After witnessing the negative impact the recent recession had on her banking customers, Nabila Wadwani became a loan officer with Chase.
“What inspires me most about lending is the ability to make a difference in a person’s life and financial health,” she says. Although she has an MBA in business finance from Keller School of Business, the most valuable education she received was witnessing the work ethic of her immigrant parents who balanced multiple jobs to give her a good life. “They demonstrated daily to take pride in doing the best job possible, as opposed to being proud of having the best job possible,” she says. “They made a home for us in the U.S. and showed me that homeownership was the cornerstone of the American Dream.”
At Chase, her primary focus is first-time homebuyers, specifically East Asian immigrants. She relates to clients on a personal level because of their shared experience. “After nine years, I have developed deep ties with this community,” she says. “It helps me to anticipate and understand the challenges many of them face when applying for a mortgage.”
Before making assumptions about products and pricing, she takes time to understand clients’ needs and wants. That way, she can determine their qualifications and prevent any surprises down the line.
Many of Wadwani’s clients are self-employed, receive gift funds or have difficulty proving income. “They look to me to understand their financial situation and advocate for them,” she says.

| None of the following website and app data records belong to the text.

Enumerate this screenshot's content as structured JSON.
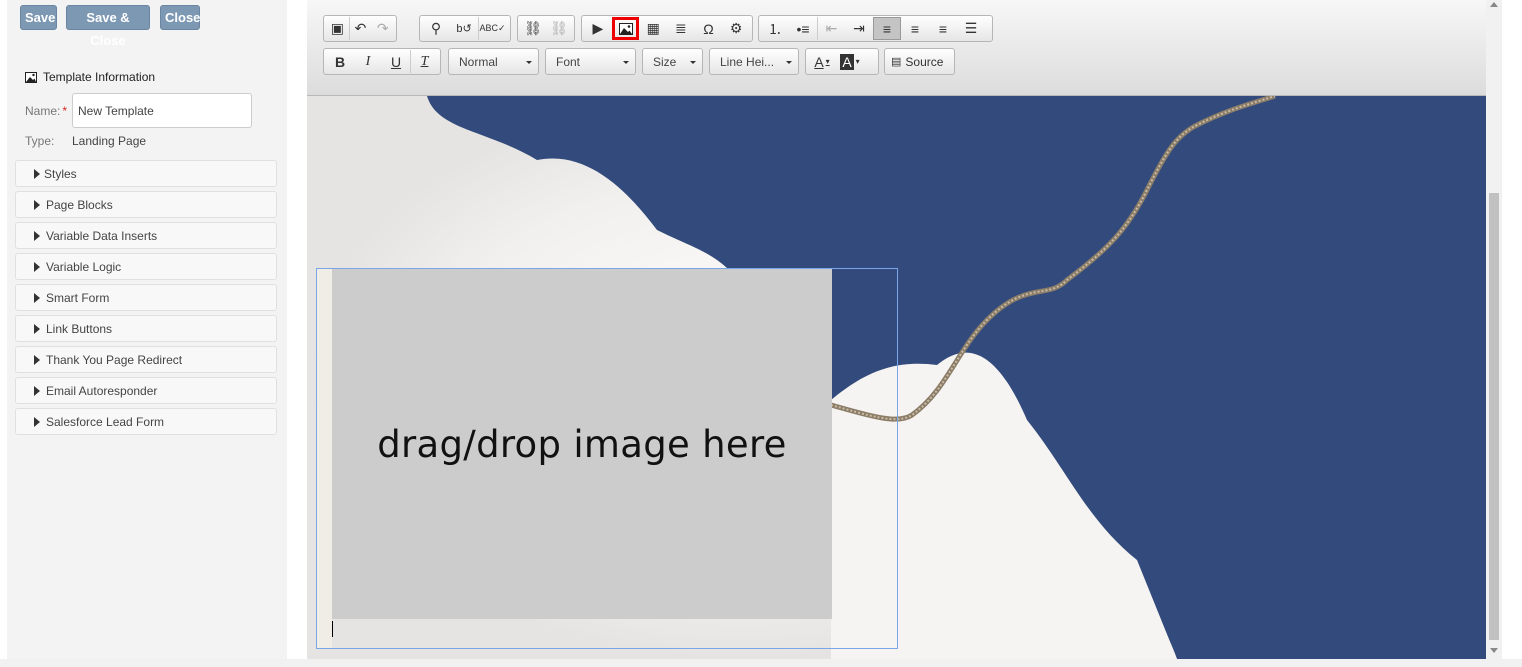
{
  "actions": {
    "save": "Save",
    "save_close": "Save & Close",
    "close": "Close"
  },
  "template_info": {
    "title": "Template Information",
    "name_label": "Name:",
    "required_mark": "*",
    "name_value": "New Template",
    "type_label": "Type:",
    "type_value": "Landing Page"
  },
  "sections": [
    {
      "label": "Styles"
    },
    {
      "label": "Page Blocks"
    },
    {
      "label": "Variable Data Inserts"
    },
    {
      "label": "Variable Logic"
    },
    {
      "label": "Smart Form"
    },
    {
      "label": "Link Buttons"
    },
    {
      "label": "Thank You Page Redirect"
    },
    {
      "label": "Email Autoresponder"
    },
    {
      "label": "Salesforce Lead Form"
    }
  ],
  "toolbar": {
    "format": "Normal",
    "font": "Font",
    "size": "Size",
    "line_height": "Line Hei...",
    "source": "Source",
    "bold": "B",
    "italic": "I",
    "underline": "U",
    "remove_format": "T",
    "text_color": "A",
    "bg_color": "A",
    "special_char": "Ω"
  },
  "editor": {
    "placeholder_text": "drag/drop image here"
  },
  "colors": {
    "button": "#7d98b3",
    "sky": "#324a7c",
    "highlight": "#e00000"
  }
}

The best part of her job is when a client has finally signed all of their documents and gets the keys to their new home. “All of the stress and anxiety is worth the gratitude and joy of ownership exhibited by clients at closing,” she says.
Wadwani continues to strive for the best and to make her parents proud and show them that their hard work was worth it. Volunteering is engrained in her culture, and she continues that by helping out at her religious center. “I believe it is the duty of each individual to give back to the community in whatever way or form is convenient for them,” she says. “This will lead to the creation of a society that is more united and strong and willing to help one another without any ulterior motives.”